What the exercise asks: Your response must be the entire set of entries, reproduced word for word.
-------------------------
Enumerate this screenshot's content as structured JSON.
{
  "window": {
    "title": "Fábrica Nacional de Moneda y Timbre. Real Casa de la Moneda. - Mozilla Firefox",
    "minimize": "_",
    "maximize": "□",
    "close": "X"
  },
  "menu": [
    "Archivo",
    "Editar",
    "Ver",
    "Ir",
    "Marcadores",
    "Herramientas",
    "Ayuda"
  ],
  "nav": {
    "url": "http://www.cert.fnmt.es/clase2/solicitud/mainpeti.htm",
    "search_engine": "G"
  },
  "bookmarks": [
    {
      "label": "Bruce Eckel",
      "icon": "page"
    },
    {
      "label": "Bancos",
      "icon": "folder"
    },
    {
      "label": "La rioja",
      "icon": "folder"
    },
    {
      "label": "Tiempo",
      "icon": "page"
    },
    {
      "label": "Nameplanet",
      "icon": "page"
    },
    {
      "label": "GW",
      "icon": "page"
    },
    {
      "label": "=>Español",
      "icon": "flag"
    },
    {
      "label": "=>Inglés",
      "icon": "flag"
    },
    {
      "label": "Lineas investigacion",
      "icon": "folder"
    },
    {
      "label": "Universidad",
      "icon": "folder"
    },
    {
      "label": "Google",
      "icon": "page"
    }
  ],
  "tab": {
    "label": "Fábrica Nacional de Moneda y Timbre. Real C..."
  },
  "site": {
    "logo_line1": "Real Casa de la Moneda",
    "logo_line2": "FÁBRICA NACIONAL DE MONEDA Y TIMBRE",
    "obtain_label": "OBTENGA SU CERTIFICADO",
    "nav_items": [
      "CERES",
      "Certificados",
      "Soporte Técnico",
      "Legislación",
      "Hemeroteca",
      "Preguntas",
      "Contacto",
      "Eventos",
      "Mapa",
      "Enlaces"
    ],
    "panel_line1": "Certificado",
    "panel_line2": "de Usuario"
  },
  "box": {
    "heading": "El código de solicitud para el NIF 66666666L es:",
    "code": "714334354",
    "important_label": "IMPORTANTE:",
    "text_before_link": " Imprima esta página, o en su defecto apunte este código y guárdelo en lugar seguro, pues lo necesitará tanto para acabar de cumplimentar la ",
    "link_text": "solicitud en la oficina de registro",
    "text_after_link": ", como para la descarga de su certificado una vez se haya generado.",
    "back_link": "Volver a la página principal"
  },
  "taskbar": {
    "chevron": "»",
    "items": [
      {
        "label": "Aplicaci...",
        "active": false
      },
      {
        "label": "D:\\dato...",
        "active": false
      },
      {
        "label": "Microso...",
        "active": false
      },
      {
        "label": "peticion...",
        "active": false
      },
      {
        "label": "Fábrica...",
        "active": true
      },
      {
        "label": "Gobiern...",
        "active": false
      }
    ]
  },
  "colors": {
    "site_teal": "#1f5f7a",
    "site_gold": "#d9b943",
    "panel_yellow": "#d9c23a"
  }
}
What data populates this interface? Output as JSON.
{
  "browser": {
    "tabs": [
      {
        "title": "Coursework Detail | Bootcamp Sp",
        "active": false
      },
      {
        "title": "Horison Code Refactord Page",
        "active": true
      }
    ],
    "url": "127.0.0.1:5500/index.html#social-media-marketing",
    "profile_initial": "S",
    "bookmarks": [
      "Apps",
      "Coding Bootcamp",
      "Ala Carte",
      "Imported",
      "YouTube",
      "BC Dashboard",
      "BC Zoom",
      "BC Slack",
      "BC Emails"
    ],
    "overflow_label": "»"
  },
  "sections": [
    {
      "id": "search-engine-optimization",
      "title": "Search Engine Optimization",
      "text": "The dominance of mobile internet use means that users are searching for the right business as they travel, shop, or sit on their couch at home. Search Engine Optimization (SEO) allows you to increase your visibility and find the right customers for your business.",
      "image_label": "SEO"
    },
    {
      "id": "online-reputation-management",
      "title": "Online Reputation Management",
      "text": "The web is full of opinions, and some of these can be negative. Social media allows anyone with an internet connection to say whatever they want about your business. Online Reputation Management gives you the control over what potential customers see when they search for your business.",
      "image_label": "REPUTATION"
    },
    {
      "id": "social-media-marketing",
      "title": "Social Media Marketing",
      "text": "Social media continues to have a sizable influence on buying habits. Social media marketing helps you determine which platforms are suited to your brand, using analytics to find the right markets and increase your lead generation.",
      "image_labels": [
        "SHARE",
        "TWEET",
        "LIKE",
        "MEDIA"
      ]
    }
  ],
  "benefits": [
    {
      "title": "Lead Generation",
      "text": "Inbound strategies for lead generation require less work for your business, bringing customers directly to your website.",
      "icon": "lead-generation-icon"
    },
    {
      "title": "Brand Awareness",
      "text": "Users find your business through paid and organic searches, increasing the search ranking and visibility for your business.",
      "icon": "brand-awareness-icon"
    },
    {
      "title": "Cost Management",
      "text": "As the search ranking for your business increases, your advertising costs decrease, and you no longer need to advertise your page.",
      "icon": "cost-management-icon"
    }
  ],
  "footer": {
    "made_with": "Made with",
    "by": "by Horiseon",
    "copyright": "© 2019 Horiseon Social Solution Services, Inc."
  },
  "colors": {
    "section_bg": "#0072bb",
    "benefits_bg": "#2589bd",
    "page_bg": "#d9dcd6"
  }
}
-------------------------
Output of the exercise:
Enumerate this screenshot's content as structured JSON.
{
  "window": {
    "title": "Fábrica Nacional de Moneda y Timbre. Real Casa de la Moneda. - Mozilla Firefox",
    "minimize": "_",
    "maximize": "□",
    "close": "X"
  },
  "menu": [
    "Archivo",
    "Editar",
    "Ver",
    "Ir",
    "Marcadores",
    "Herramientas",
    "Ayuda"
  ],
  "nav": {
    "url": "http://www.cert.fnmt.es/clase2/solicitud/mainpeti.htm",
    "search_engine": "G"
  },
  "bookmarks": [
    {
      "label": "Bruce Eckel",
      "icon": "page"
    },
    {
      "label": "Bancos",
      "icon": "folder"
    },
    {
      "label": "La rioja",
      "icon": "folder"
    },
    {
      "label": "Tiempo",
      "icon": "page"
    },
    {
      "label": "Nameplanet",
      "icon": "page"
    },
    {
      "label": "GW",
      "icon": "page"
    },
    {
      "label": "=>Español",
      "icon": "flag"
    },
    {
      "label": "=>Inglés",
      "icon": "flag"
    },
    {
      "label": "Lineas investigacion",
      "icon": "folder"
    },
    {
      "label": "Universidad",
      "icon": "folder"
    },
    {
      "label": "Google",
      "icon": "page"
    }
  ],
  "tab": {
    "label": "Fábrica Nacional de Moneda y Timbre. Real C..."
  },
  "site": {
    "logo_line1": "Real Casa de la Moneda",
    "logo_line2": "FÁBRICA NACIONAL DE MONEDA Y TIMBRE",
    "obtain_label": "OBTENGA SU CERTIFICADO",
    "nav_items": [
      "CERES",
      "Certificados",
      "Soporte Técnico",
      "Legislación",
      "Hemeroteca",
      "Preguntas",
      "Contacto",
      "Eventos",
      "Mapa",
      "Enlaces"
    ],
    "panel_line1": "Certificado",
    "panel_line2": "de Usuario"
  },
  "box": {
    "heading": "El código de solicitud para el NIF 66666666L es:",
    "code": "714334354",
    "important_label": "IMPORTANTE:",
    "text_before_link": " Imprima esta página, o en su defecto apunte este código y guárdelo en lugar seguro, pues lo necesitará tanto para acabar de cumplimentar la ",
    "link_text": "solicitud en la oficina de registro",
    "text_after_link": ", como para la descarga de su certificado una vez se haya generado.",
    "back_link": "Volver a la página principal"
  },
  "taskbar": {
    "chevron": "»",
    "items": [
      {
        "label": "Aplicaci...",
        "active": false
      },
      {
        "label": "D:\\dato...",
        "active": false
      },
      {
        "label": "Microso...",
        "active": false
      },
      {
        "label": "peticion...",
        "active": false
      },
      {
        "label": "Fábrica...",
        "active": true
      },
      {
        "label": "Gobiern...",
        "active": false
      }
    ]
  },
  "colors": {
    "site_teal": "#1f5f7a",
    "site_gold": "#d9b943",
    "panel_yellow": "#d9c23a"
  }
}
What data populates this interface? Output as JSON.
{
  "browser": {
    "tabs": [
      {
        "title": "Coursework Detail | Bootcamp Sp",
        "active": false
      },
      {
        "title": "Horison Code Refactord Page",
        "active": true
      }
    ],
    "url": "127.0.0.1:5500/index.html#social-media-marketing",
    "profile_initial": "S",
    "bookmarks": [
      "Apps",
      "Coding Bootcamp",
      "Ala Carte",
      "Imported",
      "YouTube",
      "BC Dashboard",
      "BC Zoom",
      "BC Slack",
      "BC Emails"
    ],
    "overflow_label": "»"
  },
  "sections": [
    {
      "id": "search-engine-optimization",
      "title": "Search Engine Optimization",
      "text": "The dominance of mobile internet use means that users are searching for the right business as they travel, shop, or sit on their couch at home. Search Engine Optimization (SEO) allows you to increase your visibility and find the right customers for your business.",
      "image_label": "SEO"
    },
    {
      "id": "online-reputation-management",
      "title": "Online Reputation Management",
      "text": "The web is full of opinions, and some of these can be negative. Social media allows anyone with an internet connection to say whatever they want about your business. Online Reputation Management gives you the control over what potential customers see when they search for your business.",
      "image_label": "REPUTATION"
    },
    {
      "id": "social-media-marketing",
      "title": "Social Media Marketing",
      "text": "Social media continues to have a sizable influence on buying habits. Social media marketing helps you determine which platforms are suited to your brand, using analytics to find the right markets and increase your lead generation.",
      "image_labels": [
        "SHARE",
        "TWEET",
        "LIKE",
        "MEDIA"
      ]
    }
  ],
  "benefits": [
    {
      "title": "Lead Generation",
      "text": "Inbound strategies for lead generation require less work for your business, bringing customers directly to your website.",
      "icon": "lead-generation-icon"
    },
    {
      "title": "Brand Awareness",
      "text": "Users find your business through paid and organic searches, increasing the search ranking and visibility for your business.",
      "icon": "brand-awareness-icon"
    },
    {
      "title": "Cost Management",
      "text": "As the search ranking for your business increases, your advertising costs decrease, and you no longer need to advertise your page.",
      "icon": "cost-management-icon"
    }
  ],
  "footer": {
    "made_with": "Made with",
    "by": "by Horiseon",
    "copyright": "© 2019 Horiseon Social Solution Services, Inc."
  },
  "colors": {
    "section_bg": "#0072bb",
    "benefits_bg": "#2589bd",
    "page_bg": "#d9dcd6"
  }
}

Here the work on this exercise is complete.